Weekend Edition
February 16, 2018
Friday - Sunday
Jeffrey St. Clair
American Carnage
Paul Street
Michael Wolff, Class Rule, and the Madness of King Don
Andrew Levine
Had Hillary Won: What Now?
David Rosen
Donald Trump’s Pathetic Sex Life
Susan Roberts
Are Modern Cities Sustainable?
Joyce Nelson
Canada vs. Venezuela: Have the Koch Brothers Captured Canada’s Left?
Geoff Dutton
America Loves Islamic Terrorists (Abroad): ISIS as Proxy US Mercenaries
Mike Whitney
The Obnoxious Pence Shows Why Korea Must End US Occupation
Joseph Natoli
In the Post-Truth Classroom
John Eskow
One More Slaughter, One More Piece of Evidence: Racism is a Terminal Mental Disease
John W. Whitehead
War Spending Will Bankrupt America
Dave Lindorff
Trump’s Latest Insulting Proposal: Converting SNAP into a Canned Goods Distribution Program

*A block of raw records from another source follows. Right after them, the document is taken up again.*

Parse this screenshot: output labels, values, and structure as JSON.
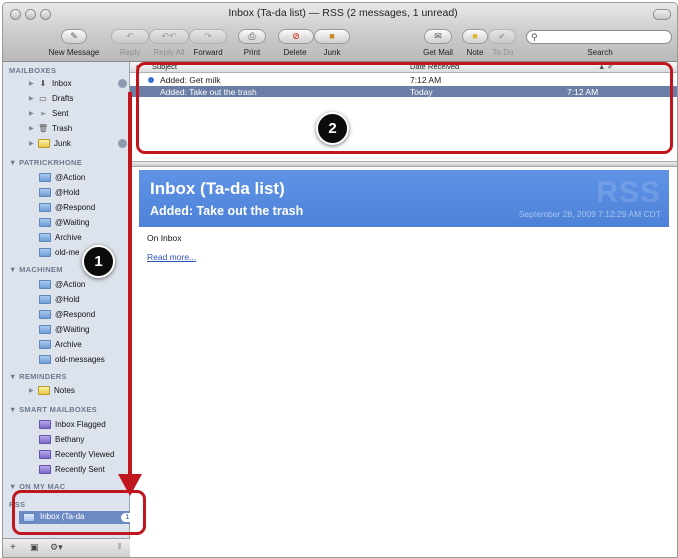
{
  "window": {
    "title": "Inbox (Ta-da list) — RSS (2 messages, 1 unread)"
  },
  "toolbar": {
    "new_message": "New Message",
    "reply": "Reply",
    "reply_all": "Reply All",
    "forward": "Forward",
    "print": "Print",
    "delete": "Delete",
    "junk": "Junk",
    "get_mail": "Get Mail",
    "note": "Note",
    "todo": "To Do",
    "search_label": "Search",
    "search_value": ""
  },
  "sidebar": {
    "mailboxes_header": "MAILBOXES",
    "mailboxes": [
      "Inbox",
      "Drafts",
      "Sent",
      "Trash",
      "Junk"
    ],
    "account1_header": "PATRICKRHONE",
    "account1_folders": [
      "@Action",
      "@Hold",
      "@Respond",
      "@Waiting",
      "Archive",
      "old-me"
    ],
    "account2_header": "MACHINEM",
    "account2_folders": [
      "@Action",
      "@Hold",
      "@Respond",
      "@Waiting",
      "Archive",
      "old-messages"
    ],
    "reminders_header": "REMINDERS",
    "reminders": [
      "Notes"
    ],
    "smart_header": "SMART MAILBOXES",
    "smart": [
      "Inbox Flagged",
      "Bethany",
      "Recently Viewed",
      "Recently Sent"
    ],
    "onmymac_header": "ON MY MAC",
    "rss_header": "RSS",
    "rss_item": "Inbox (Ta-da",
    "rss_count": "1"
  },
  "list": {
    "columns": {
      "subject": "Subject",
      "date": "Date Received"
    },
    "rows": [
      {
        "subject": "Added: Get milk",
        "date": "7:12 AM",
        "time": "",
        "unread": true,
        "selected": false
      },
      {
        "subject": "Added: Take out the trash",
        "date": "Today",
        "time": "7:12 AM",
        "unread": false,
        "selected": true
      }
    ]
  },
  "preview": {
    "feed_title": "Inbox (Ta-da list)",
    "item_title": "Added: Take out the trash",
    "watermark": "RSS",
    "date": "September 28, 2009 7:12:29 AM CDT",
    "body": "On Inbox",
    "read_more": "Read more..."
  },
  "annotations": {
    "callout1": "1",
    "callout2": "2"
  },
  "colors": {
    "highlight": "#c0161d",
    "banner": "#5b8fe3",
    "selection": "#6b7fa6"
  }
}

Robert Fantina
Guns, Violence and the United States
Robert Hunziker
Global Warming Zaps Oxygen
John Laforge
$1.74 Trillion for H-bomb Profiteers and “Fake” Cleanups
CJ Hopkins
The War on Dissent: the Specter of Divisiveness
Peter A. Coclanis
Chipotle Bell
Anders Sandström – Joona-Hermanni Mäkinen
Ways Forward for the Left
Wilfred Burchett
Vietnam Will Win: Winning Hearts and Minds
Tommy Raskin
Syrian Quicksand
Martha Rosenberg
Big Pharma Still Tries to Push Dangerous Drug Class
Jill Richardson
The Attorney General Thinks Aspirin Helps Severe Pain – He’s Wrong
Mike Miller
Herb March: a Legend Deserved
Ann Garrison
If the Democrats Were Decent
Renee Parsons
The Times, They are a-Changing
Howard Gregory
The Democrats Must Campaign to End Trickle-Down Economics
Sean Keller
Agriculture and Autonomy in the Middle East
Ron Jacobs
Re-Visiting Gonzo
Eileen Appelbaum
Rapid Job Growth, More Education Fail to Translate into Higher Wages for Health Care Workers
Ralph Nader
Shernoff, Bidart, and Echeverria—Wide-Ranging Lawyers for the People
Chris Zinda
The Meaning of Virginia Park
Robert Koehler
War and Poverty: A Compromise with Hell
Mike Bader – Mike Garrity
Senator Tester Must Stop Playing Politics With Public Lands
Kenneth Culton
No Time for Olympic Inspired Nationalism
Graham Peebles
Ethiopia: Final Days of the Regime
Irene Tung – Teófilo Reyes
Tips are for Servers Not CEOs
Randy Shields
Yahoomans in Paradise – This is L.A. to Me
Thomas Knapp
No Huawei! US Spy Chiefs Reverse Course on Phone Spying
Mel Gurtov
Was There Really a Breakthrough in US-North Korea Relations?
David Swanson
Witness Out of Palestine
Binoy Kampmark
George Brandis, the Rule of Law and Populism
Dean Baker
The Washington Post’s Long-Running Attack on Unions
Andrew Stewart
Providence Public School Teachers Fight Back at City Hall
Stephen Cooper
Majestic Meditations with Jesse Royal: the Interview
David Yearsley
Olympic Music
FacebookTwitterGoogle+RedditEmail